■ Task objective
How many of the lines below include "views"? Give the number and no other words.

■ Extracted data

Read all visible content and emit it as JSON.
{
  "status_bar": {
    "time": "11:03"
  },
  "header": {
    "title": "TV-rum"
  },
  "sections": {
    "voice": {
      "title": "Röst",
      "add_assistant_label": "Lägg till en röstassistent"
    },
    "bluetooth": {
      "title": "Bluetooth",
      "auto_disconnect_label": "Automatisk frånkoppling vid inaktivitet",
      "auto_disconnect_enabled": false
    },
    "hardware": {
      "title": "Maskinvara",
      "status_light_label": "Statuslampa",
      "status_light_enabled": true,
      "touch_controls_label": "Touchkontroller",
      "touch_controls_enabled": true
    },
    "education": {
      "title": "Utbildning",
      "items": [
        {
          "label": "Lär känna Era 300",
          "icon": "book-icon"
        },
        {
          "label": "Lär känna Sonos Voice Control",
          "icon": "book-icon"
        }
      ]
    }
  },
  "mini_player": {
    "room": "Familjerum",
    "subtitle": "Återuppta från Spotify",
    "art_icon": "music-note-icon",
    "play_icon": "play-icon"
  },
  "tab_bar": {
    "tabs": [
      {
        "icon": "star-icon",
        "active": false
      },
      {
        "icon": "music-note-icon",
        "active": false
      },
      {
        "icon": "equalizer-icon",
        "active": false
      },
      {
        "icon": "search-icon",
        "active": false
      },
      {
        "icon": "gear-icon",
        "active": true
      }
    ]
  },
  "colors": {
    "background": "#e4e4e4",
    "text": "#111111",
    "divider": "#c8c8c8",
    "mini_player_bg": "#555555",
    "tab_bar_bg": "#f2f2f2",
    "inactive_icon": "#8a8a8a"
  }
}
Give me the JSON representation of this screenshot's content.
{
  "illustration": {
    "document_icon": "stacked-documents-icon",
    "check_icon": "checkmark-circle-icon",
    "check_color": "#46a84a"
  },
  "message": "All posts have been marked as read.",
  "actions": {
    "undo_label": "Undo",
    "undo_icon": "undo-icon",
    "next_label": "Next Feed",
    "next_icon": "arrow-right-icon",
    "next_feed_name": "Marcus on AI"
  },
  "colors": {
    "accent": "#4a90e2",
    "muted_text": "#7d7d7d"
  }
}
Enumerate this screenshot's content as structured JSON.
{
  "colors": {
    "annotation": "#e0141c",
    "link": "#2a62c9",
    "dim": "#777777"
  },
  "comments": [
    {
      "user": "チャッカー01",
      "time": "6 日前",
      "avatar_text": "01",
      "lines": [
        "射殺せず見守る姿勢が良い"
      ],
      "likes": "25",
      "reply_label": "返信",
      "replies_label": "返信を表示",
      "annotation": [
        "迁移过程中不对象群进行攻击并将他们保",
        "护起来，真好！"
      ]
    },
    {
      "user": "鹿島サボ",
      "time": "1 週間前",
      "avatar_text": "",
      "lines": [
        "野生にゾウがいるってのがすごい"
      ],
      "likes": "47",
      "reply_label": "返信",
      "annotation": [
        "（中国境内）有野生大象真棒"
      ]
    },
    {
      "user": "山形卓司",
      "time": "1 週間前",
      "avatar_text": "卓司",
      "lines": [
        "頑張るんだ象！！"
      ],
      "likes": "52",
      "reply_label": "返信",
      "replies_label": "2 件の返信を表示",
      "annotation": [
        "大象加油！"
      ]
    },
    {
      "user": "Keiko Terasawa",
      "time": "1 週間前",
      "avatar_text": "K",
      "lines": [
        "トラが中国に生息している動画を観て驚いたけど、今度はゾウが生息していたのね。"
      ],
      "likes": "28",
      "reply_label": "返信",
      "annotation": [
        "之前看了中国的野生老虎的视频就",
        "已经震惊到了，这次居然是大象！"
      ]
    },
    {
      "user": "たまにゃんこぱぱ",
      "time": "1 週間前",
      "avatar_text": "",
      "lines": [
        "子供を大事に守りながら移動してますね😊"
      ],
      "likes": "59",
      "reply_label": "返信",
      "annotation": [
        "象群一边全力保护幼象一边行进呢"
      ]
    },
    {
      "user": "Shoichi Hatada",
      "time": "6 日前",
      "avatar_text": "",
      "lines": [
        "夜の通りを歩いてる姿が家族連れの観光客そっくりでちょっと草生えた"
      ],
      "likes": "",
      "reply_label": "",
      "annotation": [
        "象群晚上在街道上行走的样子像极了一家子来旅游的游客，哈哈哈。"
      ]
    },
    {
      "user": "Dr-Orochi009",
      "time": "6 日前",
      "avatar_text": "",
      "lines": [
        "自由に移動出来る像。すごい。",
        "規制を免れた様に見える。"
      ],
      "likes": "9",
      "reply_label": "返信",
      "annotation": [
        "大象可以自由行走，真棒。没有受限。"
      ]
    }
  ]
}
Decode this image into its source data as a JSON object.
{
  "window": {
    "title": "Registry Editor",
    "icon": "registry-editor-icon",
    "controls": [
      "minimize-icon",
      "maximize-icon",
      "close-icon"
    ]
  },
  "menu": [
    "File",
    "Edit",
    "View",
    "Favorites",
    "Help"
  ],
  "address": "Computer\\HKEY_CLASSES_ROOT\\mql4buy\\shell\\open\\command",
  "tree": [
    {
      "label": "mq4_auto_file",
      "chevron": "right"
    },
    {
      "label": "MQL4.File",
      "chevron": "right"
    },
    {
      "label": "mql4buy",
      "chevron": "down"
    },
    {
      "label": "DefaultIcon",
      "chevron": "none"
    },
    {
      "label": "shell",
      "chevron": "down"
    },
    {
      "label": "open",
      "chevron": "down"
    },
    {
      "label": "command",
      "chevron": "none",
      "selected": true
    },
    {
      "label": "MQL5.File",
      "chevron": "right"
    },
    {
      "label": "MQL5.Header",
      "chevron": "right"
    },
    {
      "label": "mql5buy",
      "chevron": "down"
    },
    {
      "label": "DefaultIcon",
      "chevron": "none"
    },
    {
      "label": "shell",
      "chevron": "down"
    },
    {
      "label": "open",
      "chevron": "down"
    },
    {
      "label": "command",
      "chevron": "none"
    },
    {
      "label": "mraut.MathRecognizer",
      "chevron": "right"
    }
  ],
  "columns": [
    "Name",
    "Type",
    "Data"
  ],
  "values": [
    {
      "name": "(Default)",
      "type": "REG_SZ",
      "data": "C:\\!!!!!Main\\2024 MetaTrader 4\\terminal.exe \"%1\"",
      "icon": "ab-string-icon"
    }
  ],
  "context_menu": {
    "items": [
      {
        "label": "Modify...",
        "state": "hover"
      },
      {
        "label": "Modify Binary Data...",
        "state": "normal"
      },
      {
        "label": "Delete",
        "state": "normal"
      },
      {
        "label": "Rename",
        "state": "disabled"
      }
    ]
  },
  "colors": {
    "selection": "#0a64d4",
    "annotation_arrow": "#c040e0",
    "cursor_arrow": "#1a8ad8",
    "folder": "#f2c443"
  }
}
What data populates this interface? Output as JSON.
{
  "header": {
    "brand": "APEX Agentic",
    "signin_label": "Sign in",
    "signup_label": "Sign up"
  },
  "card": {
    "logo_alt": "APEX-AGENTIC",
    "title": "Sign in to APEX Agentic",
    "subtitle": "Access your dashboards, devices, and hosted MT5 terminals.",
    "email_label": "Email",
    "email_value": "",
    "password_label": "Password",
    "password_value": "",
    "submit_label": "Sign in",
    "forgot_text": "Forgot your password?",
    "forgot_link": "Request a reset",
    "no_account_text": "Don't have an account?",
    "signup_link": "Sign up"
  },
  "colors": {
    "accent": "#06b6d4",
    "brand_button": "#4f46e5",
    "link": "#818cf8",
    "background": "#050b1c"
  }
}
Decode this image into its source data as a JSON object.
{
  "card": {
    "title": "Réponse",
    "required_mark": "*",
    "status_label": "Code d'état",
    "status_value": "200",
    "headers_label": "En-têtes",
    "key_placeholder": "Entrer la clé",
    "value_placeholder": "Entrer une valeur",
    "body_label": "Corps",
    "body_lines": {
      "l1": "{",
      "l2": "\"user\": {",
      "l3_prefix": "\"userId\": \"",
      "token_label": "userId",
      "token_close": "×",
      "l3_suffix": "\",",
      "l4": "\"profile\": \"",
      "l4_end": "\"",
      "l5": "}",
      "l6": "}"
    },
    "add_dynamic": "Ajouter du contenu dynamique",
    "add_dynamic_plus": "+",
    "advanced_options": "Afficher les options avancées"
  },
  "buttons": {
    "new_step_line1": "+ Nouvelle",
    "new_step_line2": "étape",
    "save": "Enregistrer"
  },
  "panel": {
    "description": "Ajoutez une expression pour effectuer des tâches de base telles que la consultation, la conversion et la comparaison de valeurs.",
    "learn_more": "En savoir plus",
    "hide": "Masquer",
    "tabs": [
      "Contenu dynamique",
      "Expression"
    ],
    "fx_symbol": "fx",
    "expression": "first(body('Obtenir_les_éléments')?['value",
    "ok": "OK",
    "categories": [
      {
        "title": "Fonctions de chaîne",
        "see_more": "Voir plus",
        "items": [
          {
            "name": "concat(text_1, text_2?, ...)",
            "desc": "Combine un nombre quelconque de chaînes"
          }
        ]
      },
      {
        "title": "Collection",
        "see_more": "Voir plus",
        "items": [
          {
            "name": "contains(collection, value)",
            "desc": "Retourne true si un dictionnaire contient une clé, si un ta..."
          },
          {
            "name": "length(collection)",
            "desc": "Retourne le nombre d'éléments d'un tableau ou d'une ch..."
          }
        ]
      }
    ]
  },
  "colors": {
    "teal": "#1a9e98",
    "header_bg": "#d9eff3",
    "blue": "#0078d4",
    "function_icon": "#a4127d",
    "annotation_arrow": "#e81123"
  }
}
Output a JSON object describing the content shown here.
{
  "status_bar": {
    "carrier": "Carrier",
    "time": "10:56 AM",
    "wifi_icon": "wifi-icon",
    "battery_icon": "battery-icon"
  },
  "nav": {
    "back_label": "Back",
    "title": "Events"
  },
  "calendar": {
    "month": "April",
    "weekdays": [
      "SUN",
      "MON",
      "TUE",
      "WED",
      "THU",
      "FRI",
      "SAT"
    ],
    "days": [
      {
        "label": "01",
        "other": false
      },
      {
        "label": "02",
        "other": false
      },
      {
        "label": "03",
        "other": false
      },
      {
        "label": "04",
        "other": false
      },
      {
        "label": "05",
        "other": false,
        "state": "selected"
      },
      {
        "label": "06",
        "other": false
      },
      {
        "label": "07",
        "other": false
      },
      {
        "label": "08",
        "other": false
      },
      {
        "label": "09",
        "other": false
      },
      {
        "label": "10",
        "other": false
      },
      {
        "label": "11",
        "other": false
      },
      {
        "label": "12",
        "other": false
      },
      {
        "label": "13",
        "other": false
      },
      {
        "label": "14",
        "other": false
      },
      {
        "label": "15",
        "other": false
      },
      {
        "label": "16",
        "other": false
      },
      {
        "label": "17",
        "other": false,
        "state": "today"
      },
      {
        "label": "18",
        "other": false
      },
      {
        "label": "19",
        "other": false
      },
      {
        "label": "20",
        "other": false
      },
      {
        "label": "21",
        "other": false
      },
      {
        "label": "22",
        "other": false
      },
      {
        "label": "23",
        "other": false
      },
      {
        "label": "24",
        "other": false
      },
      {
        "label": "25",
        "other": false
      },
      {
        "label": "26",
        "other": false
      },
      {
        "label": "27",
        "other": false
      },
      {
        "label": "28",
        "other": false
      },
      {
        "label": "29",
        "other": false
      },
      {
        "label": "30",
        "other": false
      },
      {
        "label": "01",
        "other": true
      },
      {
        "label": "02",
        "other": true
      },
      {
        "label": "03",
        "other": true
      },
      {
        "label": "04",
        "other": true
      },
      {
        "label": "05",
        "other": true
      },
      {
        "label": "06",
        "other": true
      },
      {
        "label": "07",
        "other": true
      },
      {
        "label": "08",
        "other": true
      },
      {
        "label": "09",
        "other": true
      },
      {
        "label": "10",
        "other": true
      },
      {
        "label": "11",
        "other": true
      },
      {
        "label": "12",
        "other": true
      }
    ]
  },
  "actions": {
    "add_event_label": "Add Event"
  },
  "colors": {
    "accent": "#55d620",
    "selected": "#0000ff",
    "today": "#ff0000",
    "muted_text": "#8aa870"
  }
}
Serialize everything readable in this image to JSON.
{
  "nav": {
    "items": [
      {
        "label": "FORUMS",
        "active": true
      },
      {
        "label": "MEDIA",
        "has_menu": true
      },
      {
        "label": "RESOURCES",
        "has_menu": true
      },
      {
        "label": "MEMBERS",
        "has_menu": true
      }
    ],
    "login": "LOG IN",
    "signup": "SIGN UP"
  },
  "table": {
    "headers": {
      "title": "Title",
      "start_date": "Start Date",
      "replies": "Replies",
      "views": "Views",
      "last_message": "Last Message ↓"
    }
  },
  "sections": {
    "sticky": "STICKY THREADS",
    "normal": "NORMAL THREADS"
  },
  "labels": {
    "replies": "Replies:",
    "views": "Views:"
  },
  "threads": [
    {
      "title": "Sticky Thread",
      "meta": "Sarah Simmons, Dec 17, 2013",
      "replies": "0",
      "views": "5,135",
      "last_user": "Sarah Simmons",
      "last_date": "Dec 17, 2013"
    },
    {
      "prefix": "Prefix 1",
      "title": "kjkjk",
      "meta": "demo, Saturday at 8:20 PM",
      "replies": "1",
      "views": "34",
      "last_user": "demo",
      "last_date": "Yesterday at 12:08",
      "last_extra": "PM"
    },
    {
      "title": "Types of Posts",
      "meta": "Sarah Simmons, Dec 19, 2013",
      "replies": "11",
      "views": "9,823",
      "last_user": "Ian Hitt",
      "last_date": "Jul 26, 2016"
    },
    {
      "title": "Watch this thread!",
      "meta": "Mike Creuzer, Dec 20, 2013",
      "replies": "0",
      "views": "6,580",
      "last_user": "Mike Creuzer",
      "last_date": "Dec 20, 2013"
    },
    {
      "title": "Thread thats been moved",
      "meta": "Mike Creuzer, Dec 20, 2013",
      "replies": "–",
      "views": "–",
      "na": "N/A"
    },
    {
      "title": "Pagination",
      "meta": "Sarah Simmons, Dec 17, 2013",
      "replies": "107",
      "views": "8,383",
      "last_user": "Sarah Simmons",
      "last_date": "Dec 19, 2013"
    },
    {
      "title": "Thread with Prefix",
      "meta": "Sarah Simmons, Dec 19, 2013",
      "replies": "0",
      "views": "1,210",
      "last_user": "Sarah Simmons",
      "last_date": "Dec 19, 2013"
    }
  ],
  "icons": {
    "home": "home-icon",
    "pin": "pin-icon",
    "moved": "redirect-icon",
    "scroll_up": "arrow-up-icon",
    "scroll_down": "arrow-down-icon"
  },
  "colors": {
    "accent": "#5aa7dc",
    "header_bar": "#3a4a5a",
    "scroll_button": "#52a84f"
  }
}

■ Your response
9